Excerpts from an interface dataset:
---*---

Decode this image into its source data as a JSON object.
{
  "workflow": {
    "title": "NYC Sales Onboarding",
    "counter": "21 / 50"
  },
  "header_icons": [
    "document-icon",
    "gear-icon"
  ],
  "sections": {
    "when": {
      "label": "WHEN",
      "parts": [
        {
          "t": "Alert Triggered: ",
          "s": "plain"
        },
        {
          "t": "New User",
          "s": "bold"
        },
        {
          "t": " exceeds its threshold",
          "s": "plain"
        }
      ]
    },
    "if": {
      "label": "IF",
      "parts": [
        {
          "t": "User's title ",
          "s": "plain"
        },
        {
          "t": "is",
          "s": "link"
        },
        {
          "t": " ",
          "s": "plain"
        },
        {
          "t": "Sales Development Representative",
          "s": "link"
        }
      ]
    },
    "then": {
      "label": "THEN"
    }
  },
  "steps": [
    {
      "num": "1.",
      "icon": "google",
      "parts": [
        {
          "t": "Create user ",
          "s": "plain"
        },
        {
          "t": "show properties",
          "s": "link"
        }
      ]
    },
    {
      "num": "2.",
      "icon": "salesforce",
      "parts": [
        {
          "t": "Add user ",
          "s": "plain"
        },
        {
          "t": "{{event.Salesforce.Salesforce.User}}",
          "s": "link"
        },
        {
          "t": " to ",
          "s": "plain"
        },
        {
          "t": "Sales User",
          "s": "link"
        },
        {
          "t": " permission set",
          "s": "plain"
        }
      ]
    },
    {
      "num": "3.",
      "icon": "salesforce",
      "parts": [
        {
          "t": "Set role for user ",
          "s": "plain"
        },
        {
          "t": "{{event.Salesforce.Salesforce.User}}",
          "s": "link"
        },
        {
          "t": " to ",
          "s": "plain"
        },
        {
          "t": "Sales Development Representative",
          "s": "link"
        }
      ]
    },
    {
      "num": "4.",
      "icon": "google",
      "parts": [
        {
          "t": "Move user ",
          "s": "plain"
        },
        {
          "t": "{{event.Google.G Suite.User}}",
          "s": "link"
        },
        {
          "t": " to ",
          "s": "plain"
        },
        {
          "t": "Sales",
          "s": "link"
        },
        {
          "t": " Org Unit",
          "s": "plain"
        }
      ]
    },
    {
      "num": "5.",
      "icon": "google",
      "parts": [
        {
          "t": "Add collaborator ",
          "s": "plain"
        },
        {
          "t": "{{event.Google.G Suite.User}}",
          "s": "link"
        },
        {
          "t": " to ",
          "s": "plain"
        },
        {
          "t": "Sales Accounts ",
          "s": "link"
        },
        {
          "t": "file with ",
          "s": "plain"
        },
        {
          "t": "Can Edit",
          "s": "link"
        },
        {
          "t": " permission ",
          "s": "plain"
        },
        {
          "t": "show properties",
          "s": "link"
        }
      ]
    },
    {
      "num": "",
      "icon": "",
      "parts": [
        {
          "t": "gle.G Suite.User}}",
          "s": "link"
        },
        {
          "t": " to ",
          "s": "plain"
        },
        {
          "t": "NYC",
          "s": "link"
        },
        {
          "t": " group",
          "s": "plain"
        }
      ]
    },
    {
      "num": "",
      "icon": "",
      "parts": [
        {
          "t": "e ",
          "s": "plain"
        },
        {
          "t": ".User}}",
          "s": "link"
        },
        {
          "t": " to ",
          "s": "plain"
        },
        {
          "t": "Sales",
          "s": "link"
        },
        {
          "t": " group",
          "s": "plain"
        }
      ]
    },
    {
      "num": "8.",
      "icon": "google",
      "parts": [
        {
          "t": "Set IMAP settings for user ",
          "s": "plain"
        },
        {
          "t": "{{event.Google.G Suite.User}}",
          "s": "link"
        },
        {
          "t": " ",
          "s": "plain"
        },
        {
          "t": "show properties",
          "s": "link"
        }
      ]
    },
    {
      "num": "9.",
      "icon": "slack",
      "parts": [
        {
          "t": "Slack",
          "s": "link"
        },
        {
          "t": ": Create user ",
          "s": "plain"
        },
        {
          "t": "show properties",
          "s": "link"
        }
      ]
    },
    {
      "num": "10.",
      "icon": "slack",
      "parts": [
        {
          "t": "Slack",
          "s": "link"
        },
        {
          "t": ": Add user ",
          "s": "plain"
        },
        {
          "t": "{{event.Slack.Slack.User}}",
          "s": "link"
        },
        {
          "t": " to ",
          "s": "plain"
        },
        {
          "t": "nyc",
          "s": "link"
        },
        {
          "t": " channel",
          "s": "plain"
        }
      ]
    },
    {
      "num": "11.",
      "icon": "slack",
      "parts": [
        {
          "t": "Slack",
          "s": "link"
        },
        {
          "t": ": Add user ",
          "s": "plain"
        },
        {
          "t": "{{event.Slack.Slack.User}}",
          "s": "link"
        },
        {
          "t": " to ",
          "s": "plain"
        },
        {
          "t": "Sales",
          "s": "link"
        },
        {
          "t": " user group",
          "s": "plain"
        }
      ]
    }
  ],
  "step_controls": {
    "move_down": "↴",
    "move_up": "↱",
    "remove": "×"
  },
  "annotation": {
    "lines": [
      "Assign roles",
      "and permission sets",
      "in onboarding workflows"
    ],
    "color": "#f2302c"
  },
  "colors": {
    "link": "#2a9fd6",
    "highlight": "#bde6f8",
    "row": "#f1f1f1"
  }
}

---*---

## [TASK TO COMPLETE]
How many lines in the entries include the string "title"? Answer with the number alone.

## [YOUR SOLUTION]
2